--- PROBLEM TO WORK ON ---
The goal is an unaltered copy of the records below, minus any images.

--- DATA RECORDS ---
....
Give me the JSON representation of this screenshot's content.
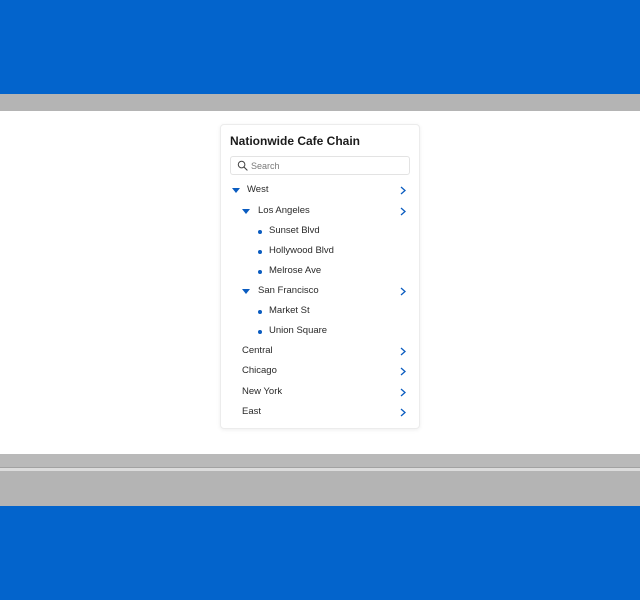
{
  "panel": {
    "title": "Nationwide Cafe Chain",
    "search": {
      "placeholder": "Search",
      "value": ""
    }
  },
  "tree": {
    "west": {
      "label": "West",
      "los_angeles": {
        "label": "Los Angeles",
        "items": [
          "Sunset Blvd",
          "Hollywood Blvd",
          "Melrose Ave"
        ]
      },
      "san_francisco": {
        "label": "San Francisco",
        "items": [
          "Market St",
          "Union Square"
        ]
      }
    },
    "central": {
      "label": "Central"
    },
    "chicago": {
      "label": "Chicago"
    },
    "new_york": {
      "label": "New York"
    },
    "east": {
      "label": "East"
    }
  },
  "icons": {
    "search": "search-icon",
    "expanded": "caret-down-icon",
    "navigate": "chevron-right-icon",
    "leaf": "bullet-icon"
  },
  "colors": {
    "brand_band": "#0364cc",
    "accent": "#0a5cc0",
    "grey_bar": "#b4b4b4"
  }
}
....
--- ANSWER ---
Give me the JSON representation of this screenshot's content.
{
  "panel": {
    "title": "Nationwide Cafe Chain",
    "search": {
      "placeholder": "Search",
      "value": ""
    }
  },
  "tree": {
    "west": {
      "label": "West",
      "los_angeles": {
        "label": "Los Angeles",
        "items": [
          "Sunset Blvd",
          "Hollywood Blvd",
          "Melrose Ave"
        ]
      },
      "san_francisco": {
        "label": "San Francisco",
        "items": [
          "Market St",
          "Union Square"
        ]
      }
    },
    "central": {
      "label": "Central"
    },
    "chicago": {
      "label": "Chicago"
    },
    "new_york": {
      "label": "New York"
    },
    "east": {
      "label": "East"
    }
  },
  "icons": {
    "search": "search-icon",
    "expanded": "caret-down-icon",
    "navigate": "chevron-right-icon",
    "leaf": "bullet-icon"
  },
  "colors": {
    "brand_band": "#0364cc",
    "accent": "#0a5cc0",
    "grey_bar": "#b4b4b4"
  }
}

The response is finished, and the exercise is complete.